■ **Assignment**:
Copy out all the entries exactly.

===== Supplied entries =====

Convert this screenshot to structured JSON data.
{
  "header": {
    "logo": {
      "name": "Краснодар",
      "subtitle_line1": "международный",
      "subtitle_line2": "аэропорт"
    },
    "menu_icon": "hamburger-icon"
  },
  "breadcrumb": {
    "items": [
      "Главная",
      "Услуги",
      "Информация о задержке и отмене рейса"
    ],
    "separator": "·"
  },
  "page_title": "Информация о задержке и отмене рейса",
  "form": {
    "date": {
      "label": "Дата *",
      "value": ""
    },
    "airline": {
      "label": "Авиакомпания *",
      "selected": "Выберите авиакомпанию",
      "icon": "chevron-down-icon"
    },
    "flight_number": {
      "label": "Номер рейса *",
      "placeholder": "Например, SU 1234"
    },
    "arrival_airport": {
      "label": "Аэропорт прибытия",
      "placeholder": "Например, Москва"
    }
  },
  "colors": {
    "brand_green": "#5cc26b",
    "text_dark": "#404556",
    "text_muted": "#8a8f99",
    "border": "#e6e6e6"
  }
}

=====

■ **Output for this exercise**:
Convert this screenshot to structured JSON data.
{
  "header": {
    "logo": {
      "name": "Краснодар",
      "subtitle_line1": "международный",
      "subtitle_line2": "аэропорт"
    },
    "menu_icon": "hamburger-icon"
  },
  "breadcrumb": {
    "items": [
      "Главная",
      "Услуги",
      "Информация о задержке и отмене рейса"
    ],
    "separator": "·"
  },
  "page_title": "Информация о задержке и отмене рейса",
  "form": {
    "date": {
      "label": "Дата *",
      "value": ""
    },
    "airline": {
      "label": "Авиакомпания *",
      "selected": "Выберите авиакомпанию",
      "icon": "chevron-down-icon"
    },
    "flight_number": {
      "label": "Номер рейса *",
      "placeholder": "Например, SU 1234"
    },
    "arrival_airport": {
      "label": "Аэропорт прибытия",
      "placeholder": "Например, Москва"
    }
  },
  "colors": {
    "brand_green": "#5cc26b",
    "text_dark": "#404556",
    "text_muted": "#8a8f99",
    "border": "#e6e6e6"
  }
}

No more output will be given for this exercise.